• Materials provided:
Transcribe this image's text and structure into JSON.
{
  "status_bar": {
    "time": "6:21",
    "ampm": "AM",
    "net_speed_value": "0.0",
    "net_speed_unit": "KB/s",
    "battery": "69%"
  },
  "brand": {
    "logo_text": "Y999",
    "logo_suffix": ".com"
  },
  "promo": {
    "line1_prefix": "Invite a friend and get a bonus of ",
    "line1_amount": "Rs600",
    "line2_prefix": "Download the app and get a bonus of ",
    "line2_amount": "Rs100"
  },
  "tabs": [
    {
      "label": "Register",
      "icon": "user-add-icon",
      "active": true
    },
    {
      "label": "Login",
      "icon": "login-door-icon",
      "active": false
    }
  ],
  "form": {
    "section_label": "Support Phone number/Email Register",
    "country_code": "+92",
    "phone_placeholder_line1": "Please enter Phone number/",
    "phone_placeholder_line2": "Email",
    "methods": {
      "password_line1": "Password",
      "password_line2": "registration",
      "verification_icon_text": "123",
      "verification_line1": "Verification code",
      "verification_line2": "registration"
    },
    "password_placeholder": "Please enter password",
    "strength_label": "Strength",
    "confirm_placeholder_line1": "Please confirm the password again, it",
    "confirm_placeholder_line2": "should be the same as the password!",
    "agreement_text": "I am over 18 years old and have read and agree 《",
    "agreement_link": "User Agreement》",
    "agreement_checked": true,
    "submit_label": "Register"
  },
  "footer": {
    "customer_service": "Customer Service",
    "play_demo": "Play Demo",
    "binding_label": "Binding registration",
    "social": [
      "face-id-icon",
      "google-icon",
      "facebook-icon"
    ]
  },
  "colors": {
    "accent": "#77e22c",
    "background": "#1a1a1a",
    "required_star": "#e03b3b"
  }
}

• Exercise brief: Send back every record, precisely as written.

• Your solution:
Transcribe this image's text and structure into JSON.
{
  "status_bar": {
    "time": "6:21",
    "ampm": "AM",
    "net_speed_value": "0.0",
    "net_speed_unit": "KB/s",
    "battery": "69%"
  },
  "brand": {
    "logo_text": "Y999",
    "logo_suffix": ".com"
  },
  "promo": {
    "line1_prefix": "Invite a friend and get a bonus of ",
    "line1_amount": "Rs600",
    "line2_prefix": "Download the app and get a bonus of ",
    "line2_amount": "Rs100"
  },
  "tabs": [
    {
      "label": "Register",
      "icon": "user-add-icon",
      "active": true
    },
    {
      "label": "Login",
      "icon": "login-door-icon",
      "active": false
    }
  ],
  "form": {
    "section_label": "Support Phone number/Email Register",
    "country_code": "+92",
    "phone_placeholder_line1": "Please enter Phone number/",
    "phone_placeholder_line2": "Email",
    "methods": {
      "password_line1": "Password",
      "password_line2": "registration",
      "verification_icon_text": "123",
      "verification_line1": "Verification code",
      "verification_line2": "registration"
    },
    "password_placeholder": "Please enter password",
    "strength_label": "Strength",
    "confirm_placeholder_line1": "Please confirm the password again, it",
    "confirm_placeholder_line2": "should be the same as the password!",
    "agreement_text": "I am over 18 years old and have read and agree 《",
    "agreement_link": "User Agreement》",
    "agreement_checked": true,
    "submit_label": "Register"
  },
  "footer": {
    "customer_service": "Customer Service",
    "play_demo": "Play Demo",
    "binding_label": "Binding registration",
    "social": [
      "face-id-icon",
      "google-icon",
      "facebook-icon"
    ]
  },
  "colors": {
    "accent": "#77e22c",
    "background": "#1a1a1a",
    "required_star": "#e03b3b"
  }
}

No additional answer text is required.